(TASK GOAL)
Using the records below, count the lines containing "Secondary" and give only the total.

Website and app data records
>>

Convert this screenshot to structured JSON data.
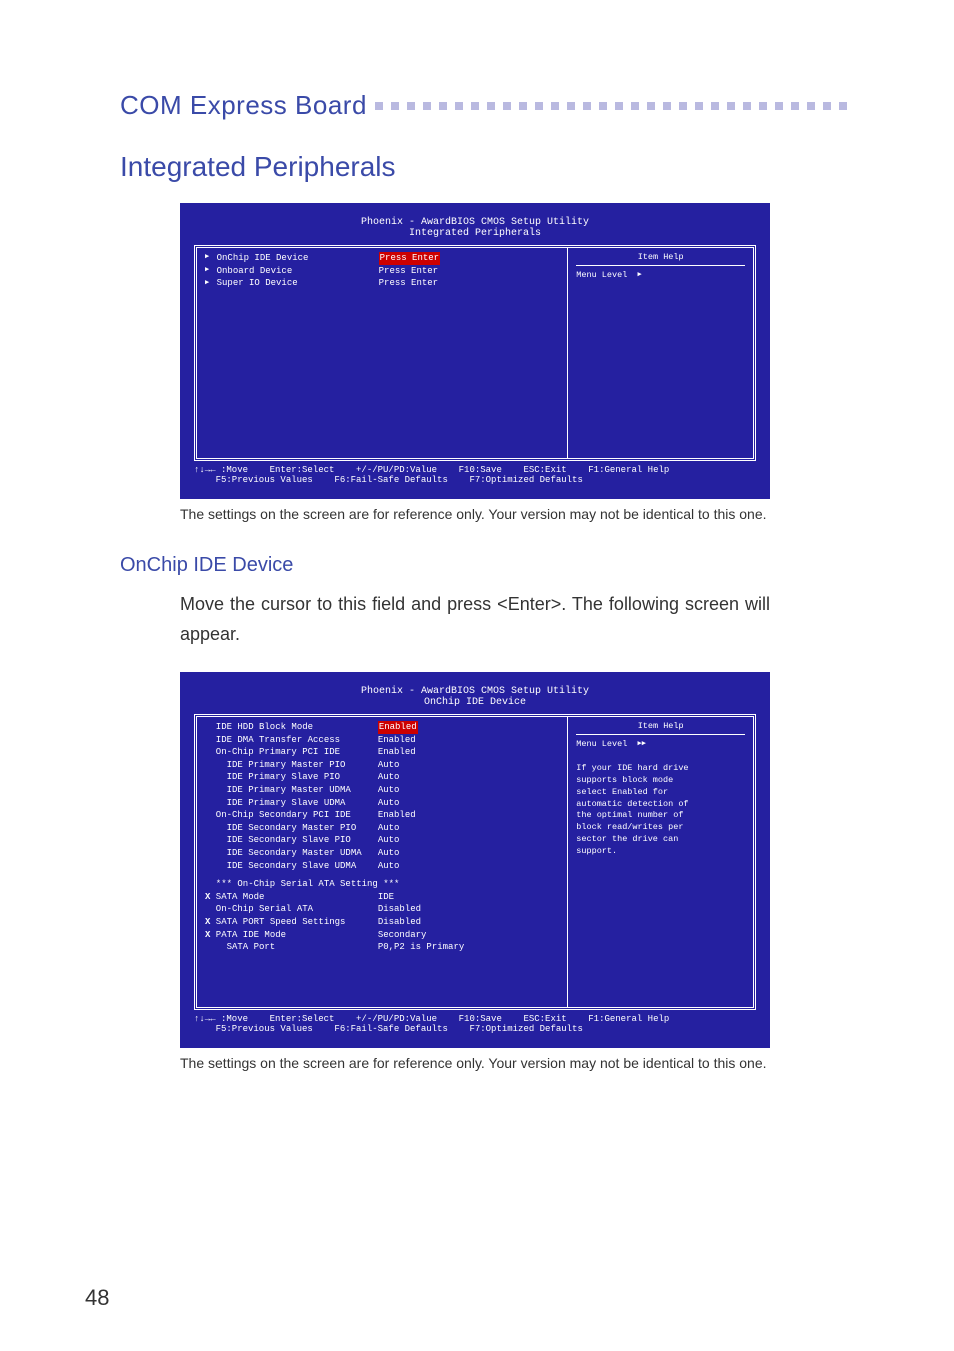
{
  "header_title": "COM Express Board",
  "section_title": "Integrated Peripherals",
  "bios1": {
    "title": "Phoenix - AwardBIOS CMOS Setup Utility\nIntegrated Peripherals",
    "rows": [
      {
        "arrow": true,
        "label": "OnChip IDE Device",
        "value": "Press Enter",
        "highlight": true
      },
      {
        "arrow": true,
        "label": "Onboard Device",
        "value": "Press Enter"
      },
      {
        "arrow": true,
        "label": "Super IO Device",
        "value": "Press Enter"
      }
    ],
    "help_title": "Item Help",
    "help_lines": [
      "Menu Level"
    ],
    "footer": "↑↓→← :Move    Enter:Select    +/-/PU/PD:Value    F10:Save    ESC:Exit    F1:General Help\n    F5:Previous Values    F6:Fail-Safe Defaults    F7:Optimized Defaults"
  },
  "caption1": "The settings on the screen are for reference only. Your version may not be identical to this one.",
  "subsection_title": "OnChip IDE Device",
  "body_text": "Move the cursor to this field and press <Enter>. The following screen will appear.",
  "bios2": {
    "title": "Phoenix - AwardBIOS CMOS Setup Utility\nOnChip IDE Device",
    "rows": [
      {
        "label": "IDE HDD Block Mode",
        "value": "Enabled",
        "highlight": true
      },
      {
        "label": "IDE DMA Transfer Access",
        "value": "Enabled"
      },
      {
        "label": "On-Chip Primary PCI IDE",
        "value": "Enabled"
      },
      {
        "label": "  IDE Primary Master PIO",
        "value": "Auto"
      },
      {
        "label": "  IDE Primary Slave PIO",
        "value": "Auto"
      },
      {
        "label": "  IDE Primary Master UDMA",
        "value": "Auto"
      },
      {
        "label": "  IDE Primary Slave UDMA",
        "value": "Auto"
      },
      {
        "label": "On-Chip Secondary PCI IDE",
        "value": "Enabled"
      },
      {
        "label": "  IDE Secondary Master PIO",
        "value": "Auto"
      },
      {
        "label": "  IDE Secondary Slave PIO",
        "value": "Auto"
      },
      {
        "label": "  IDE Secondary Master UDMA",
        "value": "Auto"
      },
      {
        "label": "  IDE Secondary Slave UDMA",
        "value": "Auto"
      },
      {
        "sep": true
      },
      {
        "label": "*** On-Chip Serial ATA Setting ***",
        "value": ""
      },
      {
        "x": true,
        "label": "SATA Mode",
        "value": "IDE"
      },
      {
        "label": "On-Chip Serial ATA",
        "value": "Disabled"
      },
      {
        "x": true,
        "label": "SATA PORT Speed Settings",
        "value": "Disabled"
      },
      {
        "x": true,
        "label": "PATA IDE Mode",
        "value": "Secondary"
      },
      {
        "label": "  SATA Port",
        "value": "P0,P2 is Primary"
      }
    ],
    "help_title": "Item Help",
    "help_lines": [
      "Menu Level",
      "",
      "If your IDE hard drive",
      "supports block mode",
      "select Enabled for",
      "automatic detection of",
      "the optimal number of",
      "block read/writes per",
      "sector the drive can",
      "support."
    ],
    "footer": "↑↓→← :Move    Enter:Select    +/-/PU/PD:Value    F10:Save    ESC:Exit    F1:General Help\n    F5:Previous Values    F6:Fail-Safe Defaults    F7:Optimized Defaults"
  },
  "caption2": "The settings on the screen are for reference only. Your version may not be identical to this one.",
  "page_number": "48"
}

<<
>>

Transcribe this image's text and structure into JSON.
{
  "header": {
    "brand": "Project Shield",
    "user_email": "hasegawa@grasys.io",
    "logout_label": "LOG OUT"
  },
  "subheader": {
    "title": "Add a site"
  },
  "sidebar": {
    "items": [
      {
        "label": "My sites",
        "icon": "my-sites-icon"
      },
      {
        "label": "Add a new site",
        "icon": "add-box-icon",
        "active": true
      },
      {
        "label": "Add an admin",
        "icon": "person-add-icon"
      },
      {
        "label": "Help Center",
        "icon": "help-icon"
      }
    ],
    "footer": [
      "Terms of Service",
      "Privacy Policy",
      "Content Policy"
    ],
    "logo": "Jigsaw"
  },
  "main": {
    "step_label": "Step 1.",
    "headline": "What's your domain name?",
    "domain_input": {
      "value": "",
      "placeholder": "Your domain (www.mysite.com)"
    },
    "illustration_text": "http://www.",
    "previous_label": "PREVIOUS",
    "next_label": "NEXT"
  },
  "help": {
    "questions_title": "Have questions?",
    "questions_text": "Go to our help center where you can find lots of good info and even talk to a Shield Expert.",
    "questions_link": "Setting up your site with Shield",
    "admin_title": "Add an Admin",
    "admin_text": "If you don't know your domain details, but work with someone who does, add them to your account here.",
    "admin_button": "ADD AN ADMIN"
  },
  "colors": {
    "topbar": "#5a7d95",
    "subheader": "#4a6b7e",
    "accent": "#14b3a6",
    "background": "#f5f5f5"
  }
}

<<

(YOUR RESPONSE)
6